PROVIDED DATA section start

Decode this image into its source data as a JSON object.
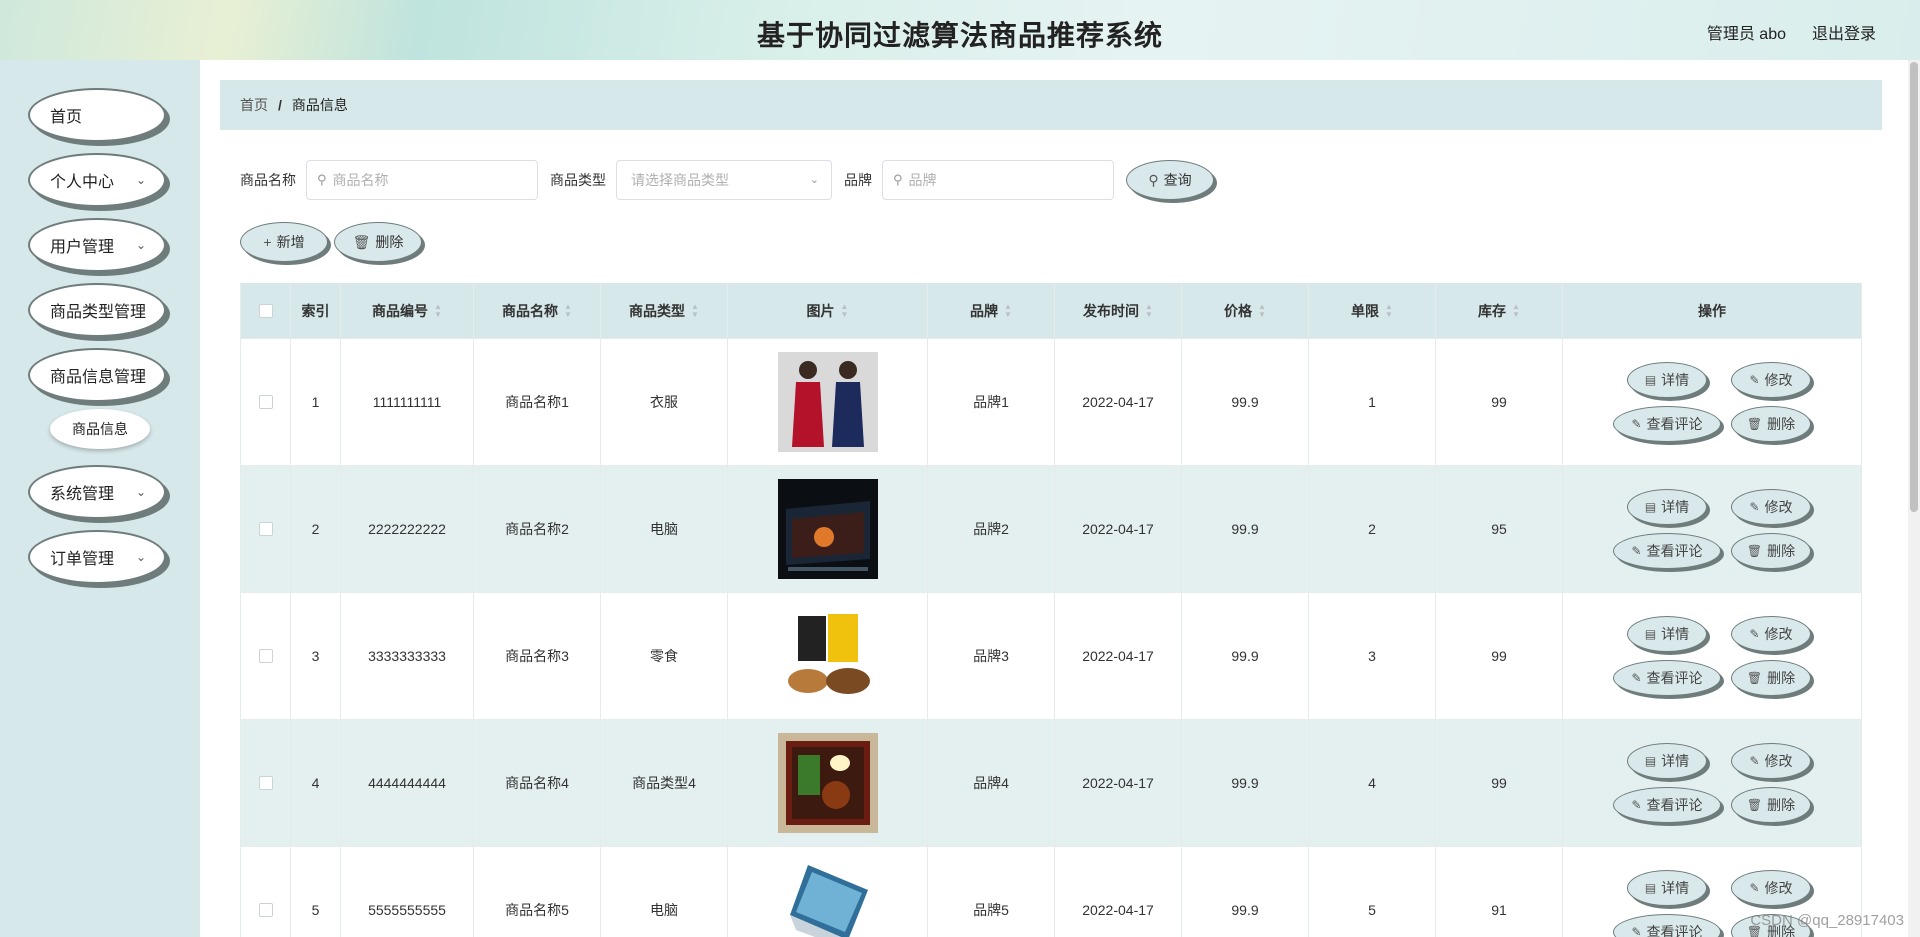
{
  "header": {
    "title": "基于协同过滤算法商品推荐系统",
    "user": "管理员 abo",
    "logout": "退出登录"
  },
  "sidebar": {
    "items": [
      {
        "label": "首页",
        "has_children": false
      },
      {
        "label": "个人中心",
        "has_children": true
      },
      {
        "label": "用户管理",
        "has_children": true
      },
      {
        "label": "商品类型管理",
        "has_children": true
      },
      {
        "label": "商品信息管理",
        "has_children": true
      },
      {
        "label": "系统管理",
        "has_children": true
      },
      {
        "label": "订单管理",
        "has_children": true
      }
    ],
    "subitem": "商品信息"
  },
  "breadcrumb": {
    "home": "首页",
    "separator": "/",
    "current": "商品信息"
  },
  "search": {
    "name_label": "商品名称",
    "name_placeholder": "商品名称",
    "type_label": "商品类型",
    "type_placeholder": "请选择商品类型",
    "brand_label": "品牌",
    "brand_placeholder": "品牌",
    "query_button": "查询"
  },
  "actions": {
    "add": "新增",
    "delete": "删除"
  },
  "table": {
    "columns": [
      "索引",
      "商品编号",
      "商品名称",
      "商品类型",
      "图片",
      "品牌",
      "发布时间",
      "价格",
      "单限",
      "库存",
      "操作"
    ],
    "rows": [
      {
        "index": "1",
        "code": "1111111111",
        "name": "商品名称1",
        "type": "衣服",
        "image": "clothing-photo",
        "brand": "品牌1",
        "date": "2022-04-17",
        "price": "99.9",
        "limit": "1",
        "stock": "99"
      },
      {
        "index": "2",
        "code": "2222222222",
        "name": "商品名称2",
        "type": "电脑",
        "image": "laptop-photo",
        "brand": "品牌2",
        "date": "2022-04-17",
        "price": "99.9",
        "limit": "2",
        "stock": "95"
      },
      {
        "index": "3",
        "code": "3333333333",
        "name": "商品名称3",
        "type": "零食",
        "image": "snack-photo",
        "brand": "品牌3",
        "date": "2022-04-17",
        "price": "99.9",
        "limit": "3",
        "stock": "99"
      },
      {
        "index": "4",
        "code": "4444444444",
        "name": "商品名称4",
        "type": "商品类型4",
        "image": "food-box-photo",
        "brand": "品牌4",
        "date": "2022-04-17",
        "price": "99.9",
        "limit": "4",
        "stock": "99"
      },
      {
        "index": "5",
        "code": "5555555555",
        "name": "商品名称5",
        "type": "电脑",
        "image": "laptop-photo",
        "brand": "品牌5",
        "date": "2022-04-17",
        "price": "99.9",
        "limit": "5",
        "stock": "91"
      }
    ],
    "row_ops": {
      "detail": "详情",
      "edit": "修改",
      "reviews": "查看评论",
      "delete": "删除"
    }
  },
  "watermark": "CSDN @qq_28917403",
  "colors": {
    "accent_bg": "#d7e8ea",
    "stripe": "#e4eff0",
    "outline": "#6f7c7c"
  }
}
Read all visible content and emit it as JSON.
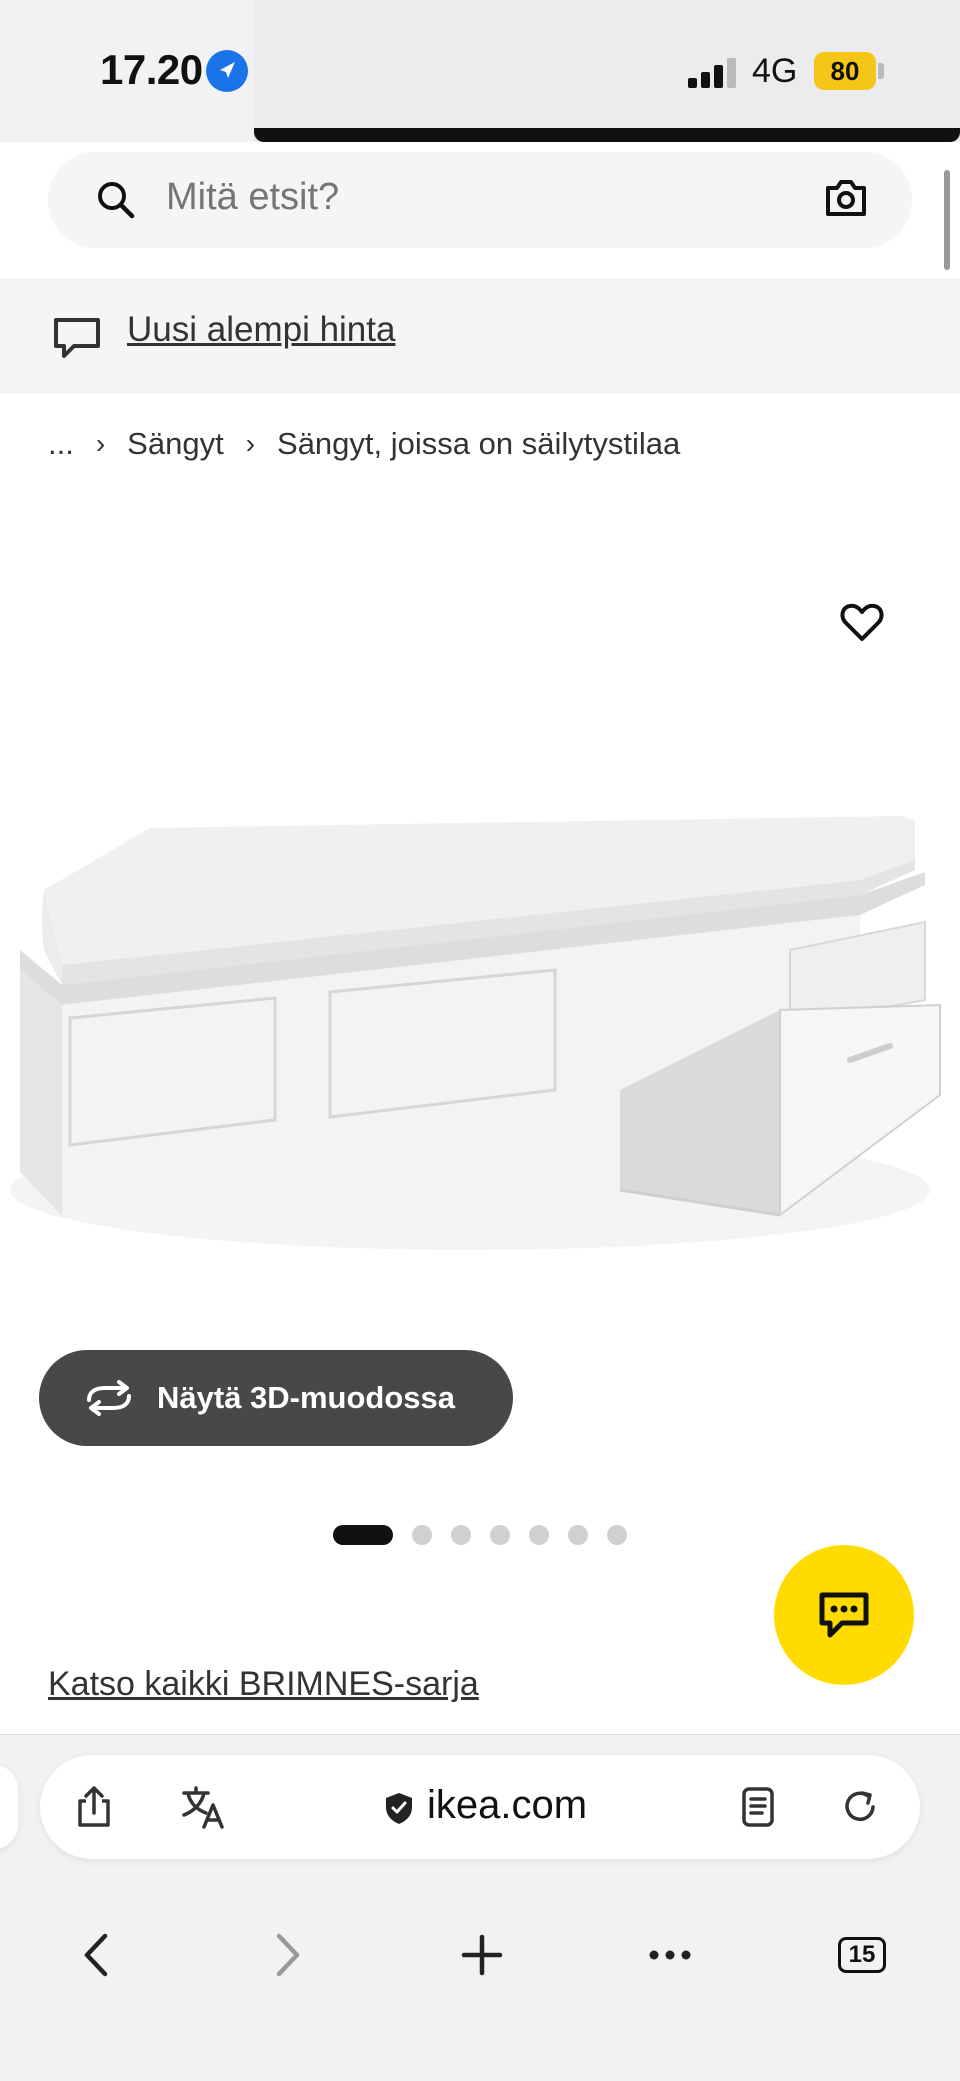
{
  "status_bar": {
    "time": "17.20",
    "network": "4G",
    "battery": "80"
  },
  "search": {
    "placeholder": "Mitä etsit?"
  },
  "price_banner": {
    "link": "Uusi alempi hinta"
  },
  "breadcrumb": {
    "items": [
      "...",
      "Sängyt",
      "Sängyt, joissa on säilytystilaa"
    ]
  },
  "product": {
    "view_3d_label": "Näytä 3D-muodossa",
    "image_count": 7,
    "active_image": 1,
    "series_link": "Katso kaikki BRIMNES-sarja"
  },
  "browser": {
    "url": "ikea.com",
    "tab_count": "15"
  },
  "colors": {
    "ikea_yellow": "#ffdb00",
    "button_dark": "#484848",
    "battery_yellow": "#f5c518",
    "location_blue": "#1a73e8"
  }
}
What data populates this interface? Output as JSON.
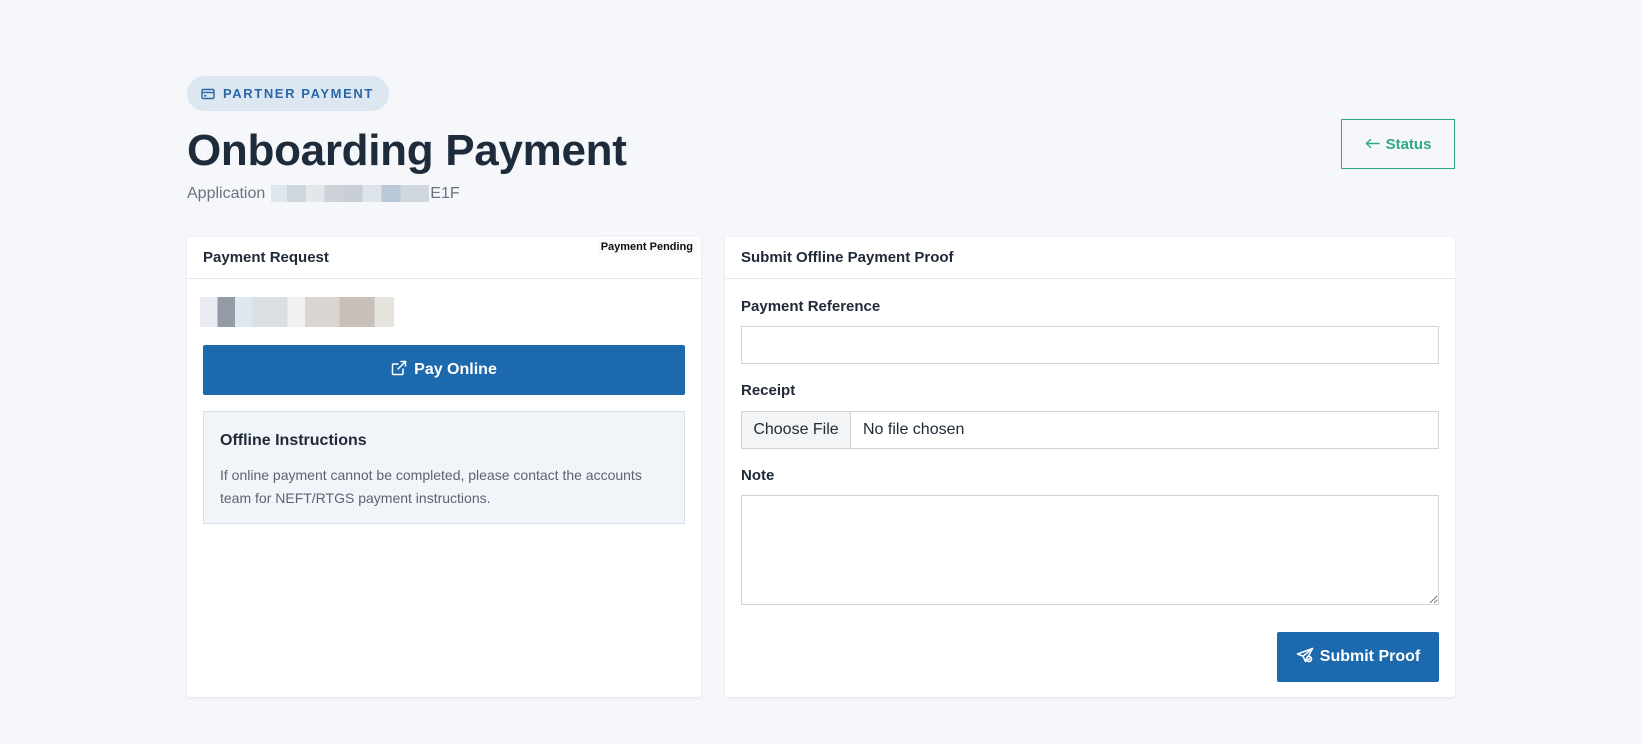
{
  "header": {
    "pill_label": "PARTNER PAYMENT",
    "title": "Onboarding Payment",
    "application_prefix": "Application",
    "application_suffix": "E1F",
    "status_button": "Status"
  },
  "payment_request": {
    "heading": "Payment Request",
    "badge": "Payment Pending",
    "pay_online_label": "Pay Online",
    "offline_title": "Offline Instructions",
    "offline_text": "If online payment cannot be completed, please contact the accounts team for NEFT/RTGS payment instructions."
  },
  "offline_proof": {
    "heading": "Submit Offline Payment Proof",
    "reference_label": "Payment Reference",
    "reference_value": "",
    "receipt_label": "Receipt",
    "choose_file_label": "Choose File",
    "no_file_text": "No file chosen",
    "note_label": "Note",
    "note_value": "",
    "submit_label": "Submit Proof"
  },
  "colors": {
    "primary": "#1d69ae",
    "accent_green": "#2fa88a",
    "pill_bg": "#dde7f1",
    "page_bg": "#f5f7fa"
  },
  "icons": {
    "pill": "card-icon",
    "status": "arrow-left-icon",
    "pay_online": "external-link-icon",
    "submit": "send-icon"
  }
}
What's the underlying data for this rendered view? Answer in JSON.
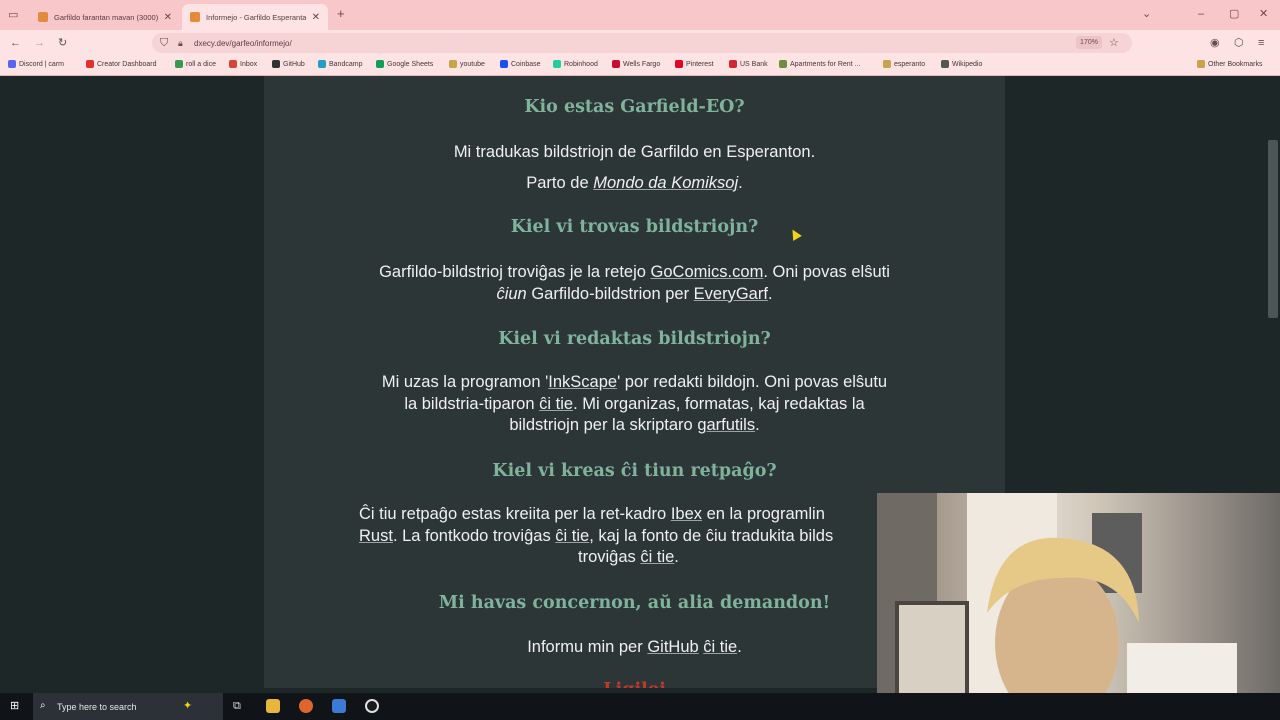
{
  "browser": {
    "tabs": [
      {
        "title": "Garfildo farantan mavan (3000)"
      },
      {
        "title": "Informejo - Garfildo Esperanta"
      }
    ],
    "new_tab_symbol": "+",
    "url": "dxecy.dev/garfeo/informejo/",
    "zoom": "170%"
  },
  "bookmarks": [
    {
      "label": "Discord | carm",
      "color": "#5865f2"
    },
    {
      "label": "Creator Dashboard",
      "color": "#e03030"
    },
    {
      "label": "roll a dice",
      "color": "#3a9a4a"
    },
    {
      "label": "Inbox",
      "color": "#d44638"
    },
    {
      "label": "GitHub",
      "color": "#333333"
    },
    {
      "label": "Bandcamp",
      "color": "#1da0c3"
    },
    {
      "label": "Google Sheets",
      "color": "#0f9d58"
    },
    {
      "label": "youtube",
      "color": "#c9a24a"
    },
    {
      "label": "Coinbase",
      "color": "#1652f0"
    },
    {
      "label": "Robinhood",
      "color": "#21ce99"
    },
    {
      "label": "Wells Fargo",
      "color": "#c8102e"
    },
    {
      "label": "Pinterest",
      "color": "#e60023"
    },
    {
      "label": "US Bank",
      "color": "#d22630"
    },
    {
      "label": "Apartments for Rent ...",
      "color": "#6b8f3c"
    },
    {
      "label": "esperanto",
      "color": "#c9a24a"
    },
    {
      "label": "Wikipedio",
      "color": "#555555"
    },
    {
      "label": "Other Bookmarks",
      "color": "#c9a24a"
    }
  ],
  "page": {
    "sections": [
      {
        "heading": "Kio estas Garfield-EO?"
      },
      {
        "heading": "Kiel vi trovas bildstriojn?"
      },
      {
        "heading": "Kiel vi redaktas bildstriojn?"
      },
      {
        "heading": "Kiel vi kreas ĉi tiun retpaĝo?"
      },
      {
        "heading": "Mi havas concernon, aŭ alia demandon!"
      }
    ],
    "s1": {
      "line1": "Mi tradukas bildstriojn de Garfildo en Esperanton.",
      "line2_prefix": "Parto de ",
      "line2_link": "Mondo da Komiksoj",
      "line2_suffix": "."
    },
    "s2": {
      "t1": "Garfildo-bildstrioj troviĝas je la retejo ",
      "link1": "GoComics.com",
      "t2": ". Oni povas elŝuti",
      "em": "ĉiun",
      "t3": " Garfildo-bildstrion per ",
      "link2": "EveryGarf",
      "t4": "."
    },
    "s3": {
      "t1": "Mi uzas la programon '",
      "link1": "InkScape",
      "t2": "' por redakti bildojn. Oni povas elŝutu",
      "t3": "la bildstria-tiparon ",
      "link2": "ĉi tie",
      "t4": ". Mi organizas, formatas, kaj redaktas la",
      "t5": "bildstriojn per la skriptaro ",
      "link3": "garfutils",
      "t6": "."
    },
    "s4": {
      "t1": "Ĉi tiu retpaĝo estas kreiita per la ret-kadro ",
      "link1": "Ibex",
      "t2": " en la programlin",
      "link2": "Rust",
      "t3": ". La fontkodo troviĝas ",
      "link3": "ĉi tie",
      "t4": ", kaj la fonto de ĉiu tradukita bilds",
      "t5": "troviĝas ",
      "link4": "ĉi tie",
      "t6": "."
    },
    "s5": {
      "t1": "Informu min per ",
      "link1": "GitHub",
      "t2": " ",
      "link2": "ĉi tie",
      "t3": "."
    },
    "next_heading_partial": "Ligiloj"
  },
  "taskbar": {
    "search_placeholder": "Type here to search"
  }
}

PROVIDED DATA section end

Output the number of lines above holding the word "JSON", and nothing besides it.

4